───── THE RECORDS ─────
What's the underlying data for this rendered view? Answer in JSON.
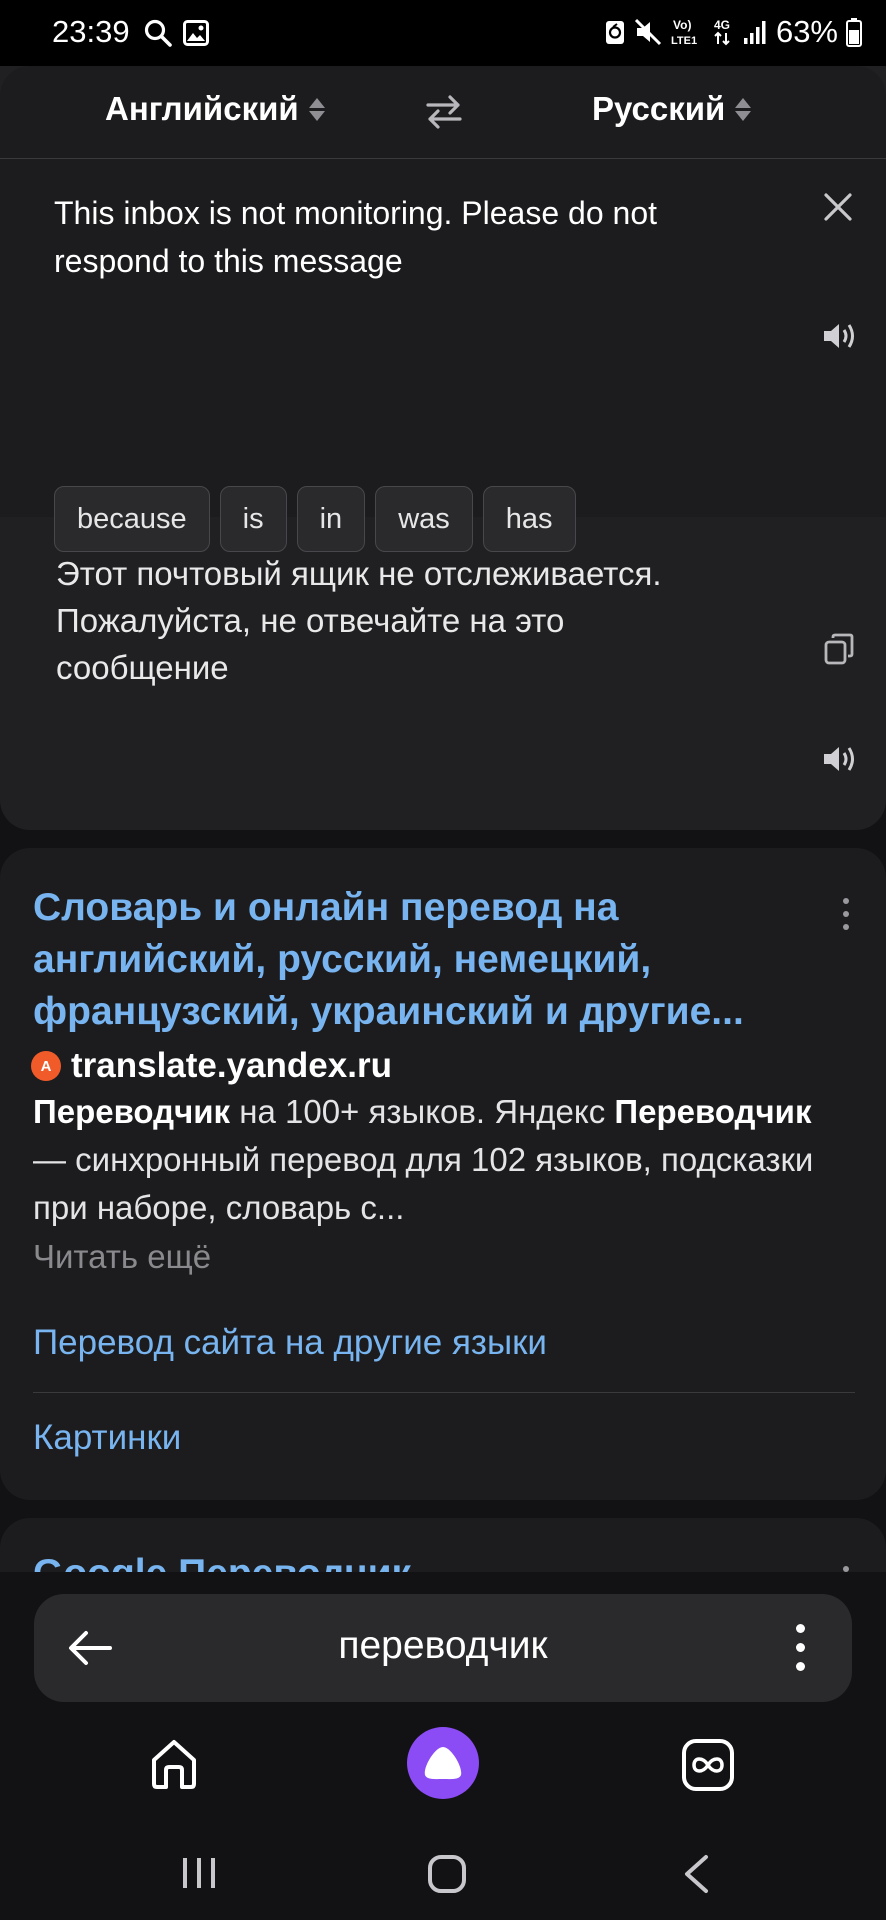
{
  "status_bar": {
    "time": "23:39",
    "battery": "63%",
    "icons": [
      "search-icon",
      "gallery-icon",
      "data-saver-icon",
      "mute-icon",
      "volte-icon",
      "4g-icon",
      "signal-icon",
      "battery-icon"
    ],
    "volte_label": "Vo)\nLTE1",
    "network": "4G"
  },
  "translator": {
    "source_lang": "Английский",
    "target_lang": "Русский",
    "source_text": "This inbox is not monitoring. Please do not respond to this message",
    "suggestions": [
      "because",
      "is",
      "in",
      "was",
      "has"
    ],
    "translation": "Этот почтовый ящик не отслеживается. Пожалуйста, не отвечайте на это сообщение"
  },
  "result": {
    "title": "Словарь и онлайн перевод на английский, русский, немецкий, французский, украинский и другие...",
    "site_logo_text": "A",
    "site": "translate.yandex.ru",
    "snippet_bold_1": "Переводчик",
    "snippet_part_1": " на 100+ языков. Яндекс ",
    "snippet_bold_2": "Переводчик",
    "snippet_part_2": " — синхронный перевод для 102 языков, подсказки при наборе, словарь с...",
    "read_more": "Читать ещё",
    "sublink_1": "Перевод сайта на другие языки",
    "sublink_2": "Картинки"
  },
  "next_result": {
    "title_partial": "Google Переводчик"
  },
  "search_bar": {
    "query": "переводчик"
  },
  "colors": {
    "link": "#78b4ef",
    "alice": "#8c4cf5",
    "background": "#121214",
    "card": "#1c1c1e"
  }
}
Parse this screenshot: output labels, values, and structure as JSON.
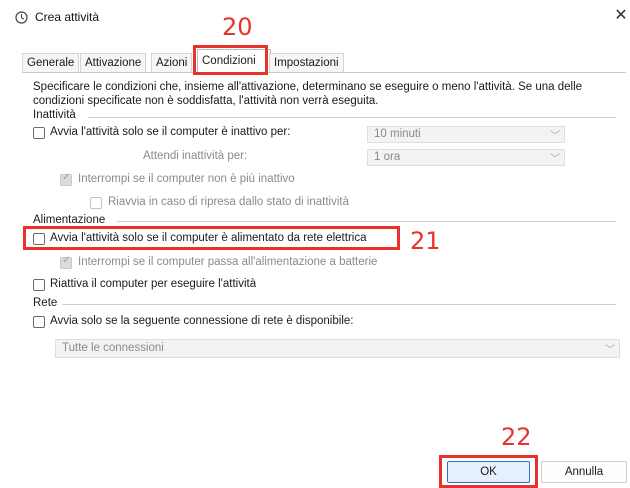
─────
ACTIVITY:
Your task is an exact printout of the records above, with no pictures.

OUTPUT FOR THIS EXERCISE:
What's the underlying data for this rendered view? Answer in JSON.
{
  "status_bar": {
    "time": "23:39",
    "battery": "63%",
    "icons": [
      "search-icon",
      "gallery-icon",
      "data-saver-icon",
      "mute-icon",
      "volte-icon",
      "4g-icon",
      "signal-icon",
      "battery-icon"
    ],
    "volte_label": "Vo)\nLTE1",
    "network": "4G"
  },
  "translator": {
    "source_lang": "Английский",
    "target_lang": "Русский",
    "source_text": "This inbox is not monitoring. Please do not respond to this message",
    "suggestions": [
      "because",
      "is",
      "in",
      "was",
      "has"
    ],
    "translation": "Этот почтовый ящик не отслеживается. Пожалуйста, не отвечайте на это сообщение"
  },
  "result": {
    "title": "Словарь и онлайн перевод на английский, русский, немецкий, французский, украинский и другие...",
    "site_logo_text": "A",
    "site": "translate.yandex.ru",
    "snippet_bold_1": "Переводчик",
    "snippet_part_1": " на 100+ языков. Яндекс ",
    "snippet_bold_2": "Переводчик",
    "snippet_part_2": " — синхронный перевод для 102 языков, подсказки при наборе, словарь с...",
    "read_more": "Читать ещё",
    "sublink_1": "Перевод сайта на другие языки",
    "sublink_2": "Картинки"
  },
  "next_result": {
    "title_partial": "Google Переводчик"
  },
  "search_bar": {
    "query": "переводчик"
  },
  "colors": {
    "link": "#78b4ef",
    "alice": "#8c4cf5",
    "background": "#121214",
    "card": "#1c1c1e"
  }
}
Parse this screenshot: output labels, values, and structure as JSON.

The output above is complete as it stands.